For Simon, and his father Jack, magic becomes a thing of fear, in the person of the mysterious Man In Gray, who enters their lives in crucial moments. They will finally know him as the Child Eater, a sorcerer whose great power depends on hurting children. Veil, Matyas’s teacher, tells him that what the sorcerer does, known as the “Spell of Extension,” is a flaw in Creation itself, and the Creator wept when She discovered she could not make a world that did not contain it.
The idea for this spell came from a bizarre Jewish legend I discovered while reading The Tree Of Souls: Jewish Mythology, by the great Howard Schwartz, whose writings on Jewish folklore have influenced me for many years. Schwartz tells of the teraph, a talking head that can foretell the future. The origin of this idea comes from a mysterious Bible passage, where Rachel has married Jacob and the two leave her father’s tents to return to his homeland. The Bible tells us that she took her father’s teraphim (plural), but not what these are other than valuable, and small enough to hide among her belongings. Most commentators see them as “household gods,” but that’s a problem, since it would make the Mother Of Israel an idol-worshipper.
Over time, speculation about the teraph moved further and further from its origins. In the Middle Ages the idea developed that an evil sorcerer could lure a boy away from his parents just before he would be due to be bar mitzvahed, decapitate the poor child, and use his head as an oracle. In the novel, however, the Child Eater seeks something more basic than foreknowledge—life itself.
For the background to magic in the book I turned once again to Jewish myth, a famous and deeply mysterious story from the Talmud, “The Four Rabbis Who Entered Paradise.” It tells how the great Rabbi Akiva led three of his disciples into the heavenly palaces, and how all but Akiva came to a bad end.
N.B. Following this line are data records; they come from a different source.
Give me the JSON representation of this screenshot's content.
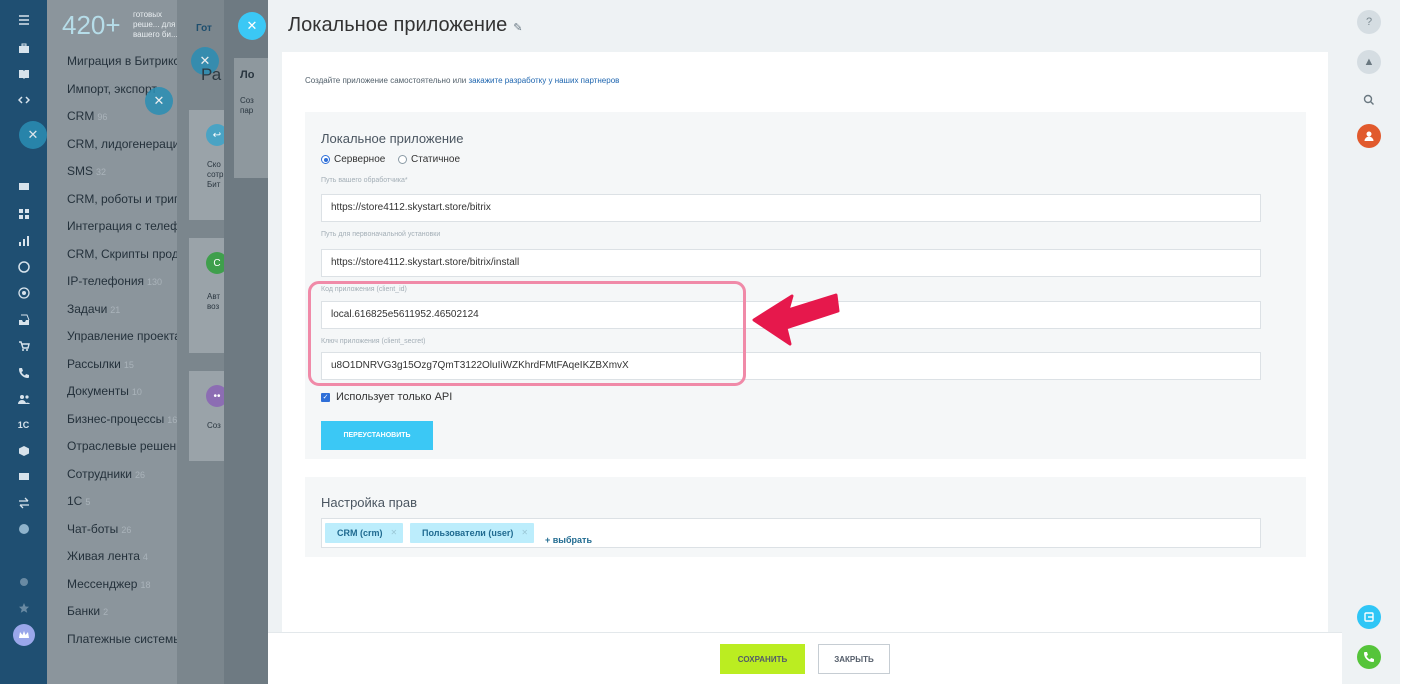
{
  "market": {
    "count": "420+",
    "count_sub": "готовых реше... для вашего би...",
    "categories": [
      {
        "label": "Миграция в Битрикс",
        "n": ""
      },
      {
        "label": "Импорт, экспорт",
        "n": ""
      },
      {
        "label": "CRM",
        "n": "96"
      },
      {
        "label": "CRM, лидогенерация",
        "n": ""
      },
      {
        "label": "SMS",
        "n": "32"
      },
      {
        "label": "CRM, роботы и триггеры",
        "n": ""
      },
      {
        "label": "Интеграция с телефонией",
        "n": ""
      },
      {
        "label": "CRM, Скрипты продаж",
        "n": ""
      },
      {
        "label": "IP-телефония",
        "n": "130"
      },
      {
        "label": "Задачи",
        "n": "21"
      },
      {
        "label": "Управление проектами",
        "n": ""
      },
      {
        "label": "Рассылки",
        "n": "15"
      },
      {
        "label": "Документы",
        "n": "10"
      },
      {
        "label": "Бизнес-процессы",
        "n": "16"
      },
      {
        "label": "Отраслевые решения",
        "n": ""
      },
      {
        "label": "Сотрудники",
        "n": "26"
      },
      {
        "label": "1С",
        "n": "5"
      },
      {
        "label": "Чат-боты",
        "n": "26"
      },
      {
        "label": "Живая лента",
        "n": "4"
      },
      {
        "label": "Мессенджер",
        "n": "18"
      },
      {
        "label": "Банки",
        "n": "2"
      },
      {
        "label": "Платежные системы",
        "n": ""
      }
    ]
  },
  "layer2": {
    "tab": "Гот",
    "fragment_ra": "Ра",
    "card1_title": "Ло",
    "card1_text": "Соз\nпар",
    "card2_text": "Ско\nсотр\nБит",
    "card3_text": "Авт\nвоз",
    "card4_text": "Соз"
  },
  "slider": {
    "title": "Локальное приложение",
    "intro_text": "Создайте приложение самостоятельно или ",
    "intro_link": "закажите разработку у наших партнеров",
    "section_title": "Локальное приложение",
    "radio_server": "Серверное",
    "radio_static": "Статичное",
    "handler_label": "Путь вашего обработчика*",
    "handler_value": "https://store4112.skystart.store/bitrix",
    "install_label": "Путь для первоначальной установки",
    "install_value": "https://store4112.skystart.store/bitrix/install",
    "client_id_label": "Код приложения (client_id)",
    "client_id_value": "local.616825e5611952.46502124",
    "client_secret_label": "Ключ приложения (client_secret)",
    "client_secret_value": "u8O1DNRVG3g15Ozg7QmT3122OluIiWZKhrdFMtFAqeIKZBXmvX",
    "api_only_label": "Использует только API",
    "reinstall_button": "ПЕРЕУСТАНОВИТЬ",
    "rights_title": "Настройка прав",
    "rights_tags": [
      "CRM (crm)",
      "Пользователи (user)"
    ],
    "rights_add": "+ выбрать",
    "save_button": "СОХРАНИТЬ",
    "close_button": "ЗАКРЫТЬ"
  },
  "colors": {
    "accent": "#3bc8f5",
    "save": "#bbed21",
    "highlight": "#f08aa8",
    "arrow": "#e6184c"
  }
}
In the novel, Florian, her teacher, Joachim, and a mysterious unnamed “Other” travel “behind the Veil of the Creator” to seek help for humanity. Florian and Joachim return unharmed—and with the power of magic—but the third becomes corrupted, with a destiny that will work itself out over thousands of years.
Finally, there is the Tarot Of Eternity, which appears in different places throughout the novel. As someone who has read Tarot cards, and taught and written about them, for nearly fifty years, I am well aware that the cards originated as a game in Italy in the early fifteenth century, and only much later became associated with fortune-telling and spiritual symbolism. But I also am aware of a powerful myth about the cards, what I call their “secret origin.” In 1781, around the time of Fourier’s visions, two French scholars and Freemasons made the bold claim that the Tarot originated in Ancient Egypt and contained all the great teachings disguised as a game. This idea took off, and ever since, people have argued not whether the Tarot contains hidden secrets, but rather which ones.
In the novel, the Tarot Of Eternity—the “original” Tarot—does not foretell the future (Simon can do that all by himself), but acts as a link between the millennia, and, ultimately, Simon and Matyas. Near the beginning, Matyas encounters the cards, or rather what their magician owner calls “a copy of a copy of a copy.” He tells Matyas an ancient saying: “Whosoever holds the true Tarot Of Eternity, he shall be healed of all his crimes.” Matyas will not understand this until the very end of the book.